What is being asked
Each record below must be returned exactly as shown.

Data supplied

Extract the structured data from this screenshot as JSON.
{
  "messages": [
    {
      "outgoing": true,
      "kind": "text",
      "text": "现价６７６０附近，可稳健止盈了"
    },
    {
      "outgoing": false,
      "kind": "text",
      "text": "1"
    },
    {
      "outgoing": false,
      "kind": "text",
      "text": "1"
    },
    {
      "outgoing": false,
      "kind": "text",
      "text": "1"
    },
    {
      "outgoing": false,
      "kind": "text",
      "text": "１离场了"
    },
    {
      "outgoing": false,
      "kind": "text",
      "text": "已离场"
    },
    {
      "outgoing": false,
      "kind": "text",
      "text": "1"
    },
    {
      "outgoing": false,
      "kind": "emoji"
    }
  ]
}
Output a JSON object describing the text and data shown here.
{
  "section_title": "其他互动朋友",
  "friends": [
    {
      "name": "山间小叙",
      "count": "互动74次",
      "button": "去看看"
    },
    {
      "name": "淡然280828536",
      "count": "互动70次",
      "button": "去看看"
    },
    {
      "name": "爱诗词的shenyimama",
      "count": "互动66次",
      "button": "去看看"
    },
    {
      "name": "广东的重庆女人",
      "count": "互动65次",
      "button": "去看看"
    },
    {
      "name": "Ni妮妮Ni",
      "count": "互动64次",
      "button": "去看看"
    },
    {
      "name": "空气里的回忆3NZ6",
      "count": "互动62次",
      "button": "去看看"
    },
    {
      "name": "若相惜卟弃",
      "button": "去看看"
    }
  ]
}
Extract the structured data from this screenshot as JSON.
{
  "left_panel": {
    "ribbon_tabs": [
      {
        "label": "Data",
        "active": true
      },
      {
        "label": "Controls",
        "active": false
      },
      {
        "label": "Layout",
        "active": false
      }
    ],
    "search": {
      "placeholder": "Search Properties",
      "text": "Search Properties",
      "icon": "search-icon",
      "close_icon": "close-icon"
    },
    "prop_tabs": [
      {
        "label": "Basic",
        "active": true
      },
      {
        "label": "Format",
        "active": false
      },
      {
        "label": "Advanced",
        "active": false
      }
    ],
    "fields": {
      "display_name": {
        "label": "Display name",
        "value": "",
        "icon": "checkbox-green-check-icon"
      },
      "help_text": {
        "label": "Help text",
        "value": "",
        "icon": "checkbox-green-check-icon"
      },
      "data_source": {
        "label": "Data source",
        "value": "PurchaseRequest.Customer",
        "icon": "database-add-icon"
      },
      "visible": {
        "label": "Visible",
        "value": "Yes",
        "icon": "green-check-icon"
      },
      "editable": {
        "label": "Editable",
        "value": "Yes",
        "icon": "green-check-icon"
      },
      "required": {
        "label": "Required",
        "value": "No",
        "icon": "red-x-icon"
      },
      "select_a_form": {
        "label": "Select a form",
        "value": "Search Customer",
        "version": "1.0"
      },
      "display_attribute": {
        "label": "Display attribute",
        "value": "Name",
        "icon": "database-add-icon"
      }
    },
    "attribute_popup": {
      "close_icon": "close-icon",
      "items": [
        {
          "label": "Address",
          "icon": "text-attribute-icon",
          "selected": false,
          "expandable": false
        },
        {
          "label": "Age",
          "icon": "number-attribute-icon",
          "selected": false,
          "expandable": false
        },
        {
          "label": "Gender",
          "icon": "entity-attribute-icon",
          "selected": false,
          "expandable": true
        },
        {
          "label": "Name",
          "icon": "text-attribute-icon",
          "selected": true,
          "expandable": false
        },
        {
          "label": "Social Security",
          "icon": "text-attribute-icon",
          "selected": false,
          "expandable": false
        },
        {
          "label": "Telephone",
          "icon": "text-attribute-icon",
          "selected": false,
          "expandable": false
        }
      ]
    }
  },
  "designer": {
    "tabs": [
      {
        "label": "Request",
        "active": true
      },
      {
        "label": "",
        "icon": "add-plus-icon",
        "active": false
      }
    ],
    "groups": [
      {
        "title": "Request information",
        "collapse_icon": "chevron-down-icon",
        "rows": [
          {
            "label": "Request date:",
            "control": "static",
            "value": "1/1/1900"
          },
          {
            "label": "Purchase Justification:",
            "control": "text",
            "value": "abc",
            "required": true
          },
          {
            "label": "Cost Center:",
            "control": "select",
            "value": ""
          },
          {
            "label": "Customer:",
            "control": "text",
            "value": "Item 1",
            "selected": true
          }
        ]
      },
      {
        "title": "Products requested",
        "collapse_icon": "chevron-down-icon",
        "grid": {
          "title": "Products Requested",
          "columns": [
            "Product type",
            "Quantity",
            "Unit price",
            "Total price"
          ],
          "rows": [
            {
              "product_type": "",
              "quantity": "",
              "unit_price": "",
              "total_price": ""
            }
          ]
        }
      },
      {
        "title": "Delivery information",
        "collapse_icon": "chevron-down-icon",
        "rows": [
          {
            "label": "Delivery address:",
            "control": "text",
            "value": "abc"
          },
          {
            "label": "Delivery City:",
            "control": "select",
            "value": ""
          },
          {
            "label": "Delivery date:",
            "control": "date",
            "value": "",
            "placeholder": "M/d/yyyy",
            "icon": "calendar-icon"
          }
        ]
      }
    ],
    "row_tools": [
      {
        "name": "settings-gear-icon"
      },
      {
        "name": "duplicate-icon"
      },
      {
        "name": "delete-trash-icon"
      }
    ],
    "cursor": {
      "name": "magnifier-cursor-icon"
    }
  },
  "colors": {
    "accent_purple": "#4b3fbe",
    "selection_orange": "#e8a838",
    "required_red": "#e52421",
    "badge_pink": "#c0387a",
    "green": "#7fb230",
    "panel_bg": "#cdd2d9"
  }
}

Task solution
Extract the structured data from this screenshot as JSON.
{
  "messages": [
    {
      "outgoing": true,
      "kind": "text",
      "text": "现价６７６０附近，可稳健止盈了"
    },
    {
      "outgoing": false,
      "kind": "text",
      "text": "1"
    },
    {
      "outgoing": false,
      "kind": "text",
      "text": "1"
    },
    {
      "outgoing": false,
      "kind": "text",
      "text": "1"
    },
    {
      "outgoing": false,
      "kind": "text",
      "text": "１离场了"
    },
    {
      "outgoing": false,
      "kind": "text",
      "text": "已离场"
    },
    {
      "outgoing": false,
      "kind": "text",
      "text": "1"
    },
    {
      "outgoing": false,
      "kind": "emoji"
    }
  ]
}
Output a JSON object describing the text and data shown here.
{
  "section_title": "其他互动朋友",
  "friends": [
    {
      "name": "山间小叙",
      "count": "互动74次",
      "button": "去看看"
    },
    {
      "name": "淡然280828536",
      "count": "互动70次",
      "button": "去看看"
    },
    {
      "name": "爱诗词的shenyimama",
      "count": "互动66次",
      "button": "去看看"
    },
    {
      "name": "广东的重庆女人",
      "count": "互动65次",
      "button": "去看看"
    },
    {
      "name": "Ni妮妮Ni",
      "count": "互动64次",
      "button": "去看看"
    },
    {
      "name": "空气里的回忆3NZ6",
      "count": "互动62次",
      "button": "去看看"
    },
    {
      "name": "若相惜卟弃",
      "button": "去看看"
    }
  ]
}
Extract the structured data from this screenshot as JSON.
{
  "left_panel": {
    "ribbon_tabs": [
      {
        "label": "Data",
        "active": true
      },
      {
        "label": "Controls",
        "active": false
      },
      {
        "label": "Layout",
        "active": false
      }
    ],
    "search": {
      "placeholder": "Search Properties",
      "text": "Search Properties",
      "icon": "search-icon",
      "close_icon": "close-icon"
    },
    "prop_tabs": [
      {
        "label": "Basic",
        "active": true
      },
      {
        "label": "Format",
        "active": false
      },
      {
        "label": "Advanced",
        "active": false
      }
    ],
    "fields": {
      "display_name": {
        "label": "Display name",
        "value": "",
        "icon": "checkbox-green-check-icon"
      },
      "help_text": {
        "label": "Help text",
        "value": "",
        "icon": "checkbox-green-check-icon"
      },
      "data_source": {
        "label": "Data source",
        "value": "PurchaseRequest.Customer",
        "icon": "database-add-icon"
      },
      "visible": {
        "label": "Visible",
        "value": "Yes",
        "icon": "green-check-icon"
      },
      "editable": {
        "label": "Editable",
        "value": "Yes",
        "icon": "green-check-icon"
      },
      "required": {
        "label": "Required",
        "value": "No",
        "icon": "red-x-icon"
      },
      "select_a_form": {
        "label": "Select a form",
        "value": "Search Customer",
        "version": "1.0"
      },
      "display_attribute": {
        "label": "Display attribute",
        "value": "Name",
        "icon": "database-add-icon"
      }
    },
    "attribute_popup": {
      "close_icon": "close-icon",
      "items": [
        {
          "label": "Address",
          "icon": "text-attribute-icon",
          "selected": false,
          "expandable": false
        },
        {
          "label": "Age",
          "icon": "number-attribute-icon",
          "selected": false,
          "expandable": false
        },
        {
          "label": "Gender",
          "icon": "entity-attribute-icon",
          "selected": false,
          "expandable": true
        },
        {
          "label": "Name",
          "icon": "text-attribute-icon",
          "selected": true,
          "expandable": false
        },
        {
          "label": "Social Security",
          "icon": "text-attribute-icon",
          "selected": false,
          "expandable": false
        },
        {
          "label": "Telephone",
          "icon": "text-attribute-icon",
          "selected": false,
          "expandable": false
        }
      ]
    }
  },
  "designer": {
    "tabs": [
      {
        "label": "Request",
        "active": true
      },
      {
        "label": "",
        "icon": "add-plus-icon",
        "active": false
      }
    ],
    "groups": [
      {
        "title": "Request information",
        "collapse_icon": "chevron-down-icon",
        "rows": [
          {
            "label": "Request date:",
            "control": "static",
            "value": "1/1/1900"
          },
          {
            "label": "Purchase Justification:",
            "control": "text",
            "value": "abc",
            "required": true
          },
          {
            "label": "Cost Center:",
            "control": "select",
            "value": ""
          },
          {
            "label": "Customer:",
            "control": "text",
            "value": "Item 1",
            "selected": true
          }
        ]
      },
      {
        "title": "Products requested",
        "collapse_icon": "chevron-down-icon",
        "grid": {
          "title": "Products Requested",
          "columns": [
            "Product type",
            "Quantity",
            "Unit price",
            "Total price"
          ],
          "rows": [
            {
              "product_type": "",
              "quantity": "",
              "unit_price": "",
              "total_price": ""
            }
          ]
        }
      },
      {
        "title": "Delivery information",
        "collapse_icon": "chevron-down-icon",
        "rows": [
          {
            "label": "Delivery address:",
            "control": "text",
            "value": "abc"
          },
          {
            "label": "Delivery City:",
            "control": "select",
            "value": ""
          },
          {
            "label": "Delivery date:",
            "control": "date",
            "value": "",
            "placeholder": "M/d/yyyy",
            "icon": "calendar-icon"
          }
        ]
      }
    ],
    "row_tools": [
      {
        "name": "settings-gear-icon"
      },
      {
        "name": "duplicate-icon"
      },
      {
        "name": "delete-trash-icon"
      }
    ],
    "cursor": {
      "name": "magnifier-cursor-icon"
    }
  },
  "colors": {
    "accent_purple": "#4b3fbe",
    "selection_orange": "#e8a838",
    "required_red": "#e52421",
    "badge_pink": "#c0387a",
    "green": "#7fb230",
    "panel_bg": "#cdd2d9"
  }
}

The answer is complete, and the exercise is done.